Dementia is a progressive decline in mental ability, affecting memory, thinking, judgment, attention span and learning. Although dementia usually develops after the age of 60, it is not a natural part of aging.
The most common type of dementia results from Alzheimer’s disease. The exact cause of Alzheimer’s disease remains unclear, but some researchers suspect that genetics may play a role, as this disease seems to run in families and may be influenced by certain gene abnormalities.
The second most common cause of dementia is due to multiple small strokes, often referred to as multi-infarct dementia. Recurrent mini strokes may not cause the same type of weakness and paralysis that large strokes produce, but over time the brain cells will be compromised. An infarct refers to a blockage of blood flow to tissue, causing it injury. As these injuries accumulate in the brain, its normal functioning is affected, hence the term multi-infarct dementia.
Causes & Symptoms Of Dementia
Alzheimer’s disease begins slowly, and gets progressively worse over time. There is a gradual decline in memory, the ability to keep track of time, and the ability to recognize people, places and objects. It becomes more and more difficult to find and use the appropriate words. There are often changes in personality as well. In contrast, multi-infarct dementia has a more predictable, step-like progression.
Preventing Mild Memory Loss

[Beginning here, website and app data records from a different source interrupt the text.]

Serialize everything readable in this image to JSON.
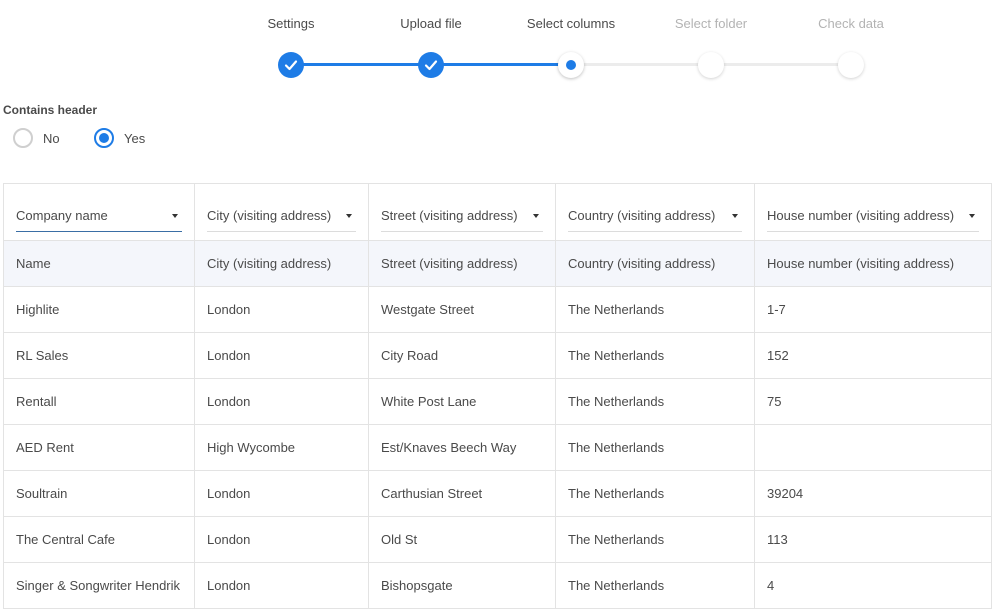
{
  "stepper": {
    "steps": [
      {
        "label": "Settings",
        "state": "done"
      },
      {
        "label": "Upload file",
        "state": "done"
      },
      {
        "label": "Select columns",
        "state": "current"
      },
      {
        "label": "Select folder",
        "state": "todo"
      },
      {
        "label": "Check data",
        "state": "todo"
      }
    ]
  },
  "header_option": {
    "label": "Contains header",
    "options": [
      {
        "label": "No",
        "checked": false
      },
      {
        "label": "Yes",
        "checked": true
      }
    ]
  },
  "column_selects": [
    "Company name",
    "City (visiting address)",
    "Street (visiting address)",
    "Country (visiting address)",
    "House number (visiting address)"
  ],
  "header_row": [
    "Name",
    "City (visiting address)",
    "Street (visiting address)",
    "Country (visiting address)",
    "House number (visiting address)"
  ],
  "rows": [
    [
      "Highlite",
      "London",
      "Westgate Street",
      "The Netherlands",
      "1-7"
    ],
    [
      "RL Sales",
      "London",
      "City Road",
      "The Netherlands",
      "152"
    ],
    [
      "Rentall",
      "London",
      "White Post Lane",
      "The Netherlands",
      "75"
    ],
    [
      "AED Rent",
      "High Wycombe",
      "Est/Knaves Beech Way",
      "The Netherlands",
      ""
    ],
    [
      "Soultrain",
      "London",
      "Carthusian Street",
      "The Netherlands",
      "39204"
    ],
    [
      "The Central Cafe",
      "London",
      "Old St",
      "The Netherlands",
      "113"
    ],
    [
      "Singer & Songwriter Hendrik",
      "London",
      "Bishopsgate",
      "The Netherlands",
      "4"
    ]
  ],
  "colors": {
    "accent": "#1e7ce6",
    "header_row_bg": "#f4f6fb",
    "border": "#e3e3e3"
  }
}
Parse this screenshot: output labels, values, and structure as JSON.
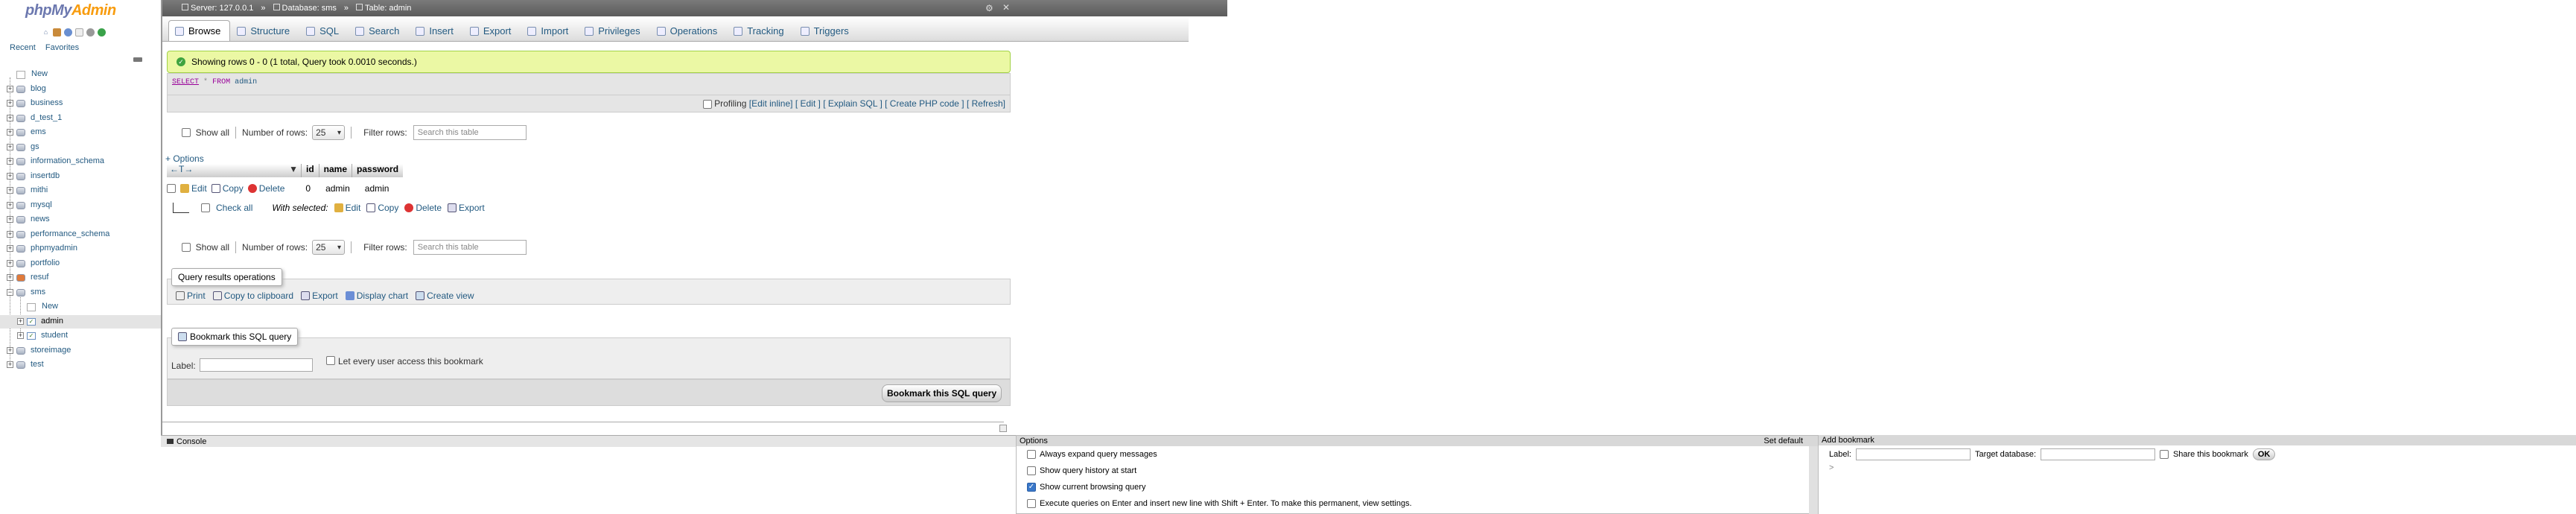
{
  "logo": {
    "php": "php",
    "my": "My",
    "admin": "Admin"
  },
  "nav": {
    "recent": "Recent",
    "favorites": "Favorites"
  },
  "tree": [
    {
      "label": "New",
      "kind": "new",
      "level": 0
    },
    {
      "label": "blog",
      "kind": "db",
      "level": 0
    },
    {
      "label": "business",
      "kind": "db",
      "level": 0
    },
    {
      "label": "d_test_1",
      "kind": "db",
      "level": 0
    },
    {
      "label": "ems",
      "kind": "db",
      "level": 0
    },
    {
      "label": "gs",
      "kind": "db",
      "level": 0
    },
    {
      "label": "information_schema",
      "kind": "db",
      "level": 0
    },
    {
      "label": "insertdb",
      "kind": "db",
      "level": 0
    },
    {
      "label": "mithi",
      "kind": "db",
      "level": 0
    },
    {
      "label": "mysql",
      "kind": "db",
      "level": 0
    },
    {
      "label": "news",
      "kind": "db",
      "level": 0
    },
    {
      "label": "performance_schema",
      "kind": "db",
      "level": 0
    },
    {
      "label": "phpmyadmin",
      "kind": "db",
      "level": 0
    },
    {
      "label": "portfolio",
      "kind": "db",
      "level": 0
    },
    {
      "label": "resuf",
      "kind": "db",
      "level": 0
    },
    {
      "label": "sms",
      "kind": "db",
      "level": 0
    },
    {
      "label": "New",
      "kind": "new",
      "level": 1
    },
    {
      "label": "admin",
      "kind": "table",
      "level": 1
    },
    {
      "label": "student",
      "kind": "table",
      "level": 1
    },
    {
      "label": "storeimage",
      "kind": "db",
      "level": 0
    },
    {
      "label": "test",
      "kind": "db",
      "level": 0
    }
  ],
  "breadcrumb": {
    "server": "Server: 127.0.0.1",
    "database": "Database: sms",
    "table": "Table: admin"
  },
  "tabs": [
    "Browse",
    "Structure",
    "SQL",
    "Search",
    "Insert",
    "Export",
    "Import",
    "Privileges",
    "Operations",
    "Tracking",
    "Triggers"
  ],
  "message": "Showing rows 0 - 0 (1 total, Query took 0.0010 seconds.)",
  "query": {
    "select": "SELECT",
    "star": "*",
    "from": "FROM",
    "table": "admin"
  },
  "profiling": {
    "label": "Profiling",
    "links": [
      "[Edit inline]",
      "[ Edit ]",
      "[ Explain SQL ]",
      "[ Create PHP code ]",
      "[ Refresh]"
    ]
  },
  "nav_rows": {
    "show_all": "Show all",
    "num_rows_label": "Number of rows:",
    "num_rows_value": "25",
    "filter_label": "Filter rows:",
    "filter_placeholder": "Search this table"
  },
  "options_link": "+ Options",
  "table": {
    "arrows": "←T→",
    "columns": [
      "id",
      "name",
      "password"
    ],
    "rows": [
      {
        "id": "0",
        "name": "admin",
        "password": "admin"
      }
    ]
  },
  "row_actions": {
    "edit": "Edit",
    "copy": "Copy",
    "delete": "Delete"
  },
  "with_selected": {
    "check_all": "Check all",
    "label": "With selected:",
    "edit": "Edit",
    "copy": "Copy",
    "delete": "Delete",
    "export": "Export"
  },
  "qro": {
    "legend": "Query results operations",
    "print": "Print",
    "clipboard": "Copy to clipboard",
    "export": "Export",
    "chart": "Display chart",
    "view": "Create view"
  },
  "bookmark_form": {
    "legend": "Bookmark this SQL query",
    "label": "Label:",
    "share": "Let every user access this bookmark",
    "button": "Bookmark this SQL query"
  },
  "console": {
    "label": "Console"
  },
  "options_panel": {
    "title": "Options",
    "set_default": "Set default",
    "items": [
      {
        "label": "Always expand query messages",
        "checked": false
      },
      {
        "label": "Show query history at start",
        "checked": false
      },
      {
        "label": "Show current browsing query",
        "checked": true
      },
      {
        "label": "Execute queries on Enter and insert new line with Shift + Enter. To make this permanent, view settings.",
        "checked": false
      }
    ]
  },
  "add_bookmark": {
    "title": "Add bookmark",
    "label": "Label:",
    "target": "Target database:",
    "share": "Share this bookmark",
    "ok": "OK",
    "prompt": ">"
  }
}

To help preserve mental function, and thus protect us from age-related cognitive decline later, we should focus on protecting the brain and mind from degeneration. Each method works in a different way but all are beneficial. Try the following to help slow or lessen the risks of age-related memory loss and dementia (including Alzheimer’s disease):
- Eat an anti-inflammatory diet. This can help to lessen the risk of inflammation, oxidative stress and related health issues which may be linked to Alzheimer’s disease. This is a diet rich in antioxidants and omega-3 fatty acids. Fresh, organic vegetables and fruits are the best sources of antioxidants, although tea and dark chocolate contribute as well. Oily cold-water fish, freshly ground flaxseed and walnuts all provide omega-3s. Also, consider avoiding alcohol. Its damaging effect on brain cells is well established in the medical literature.
- Try selected supplements. See below.
- Participate in regular physical activity. You can help slow memory loss with regular aerobic exercise. Physical exercise seems to correlate with better mental function, perhaps because of improved circulation.
- Get proper rest and sleep. The body needs rest, both to balance physical activity and to recharge the mind. Being passive, taking in your surroundings without reacting, and simply “not doing” are valuable and necessary for optimum health and healthy aging.
- Neutralize your stress. Studies show that maintaining a positive attitude and positive emotional state may help ward off cognitive decline.
- Learn to relax. Practicing regular relaxation techniques like meditation or yoga can help; visit the Stress section for tips.
- Stay involved. Social ties, involvement in faith-based groups and community, meaningful relationships, and service work all seem to be protective.
- Keep your mind active. Research shows that the old adage “use it or lose it” applies to your mental power as much as to the rest of your body. Crossword puzzles, mind games, challenging reading, and educational classes can all help you keep your brain agile and strong. Education also can play a role. The more education you have, the less likely you are to develop AD or to experience age-related cognitive decline; if you do get them, they will appear later in life than in less-educated people. The reason for this seems to have to do with neural redundancy, the total of extra connections between nerve cells in the brain. Combining physical and mental exercise can also be helpful: sing songs while walking, read the newspaper while riding a stationary exercise bike, try to recall plot lines of movies and plays while gardening. A little challenge every day will serve you well in the long run.
Recommended Lifestyle Changes For Dementia Risk Reduction
The steps listed above for preventing mild memory loss will also help you establish a reserve against dementia. Some additional preventive measures include the following:
- Maintain a positive attitude. Studies show that a positive emotional state may help ward off cognitive decline. Social ties, involvement in church and community, and meaningful relationships all seem to be protective.
- Keep your blood pressure under control. High blood pressure is the strongest risk factor for multi-infarct dementia.
- Exercise regularly. You can slow memory loss with regular aerobic exercise.
- Keep your mind active. Combine physical and mental exercise: sing familiar songs while walking, or read the newspaper while riding a stationary exercise bike.
Nutrition & Supplements For Dementia Risk Reduction
Consider a daily low-dose aspirin. Some studies link the use of aspirin and other nonsteroidal anti-inflammatory drugs (NSAIDS) with reduced risk of Alzheimer’s disease.
Try turmeric, a unique spice. Recent animal research suggests that the yellow spice turmeric, a major ingredient in American mustard and Indian curry, can reduce the risk of Alzheimer’s disease. This may help explain the unusually low incidence of Alzheimer’s in India, where people consume significant amounts of turmeric as part of the daily diet.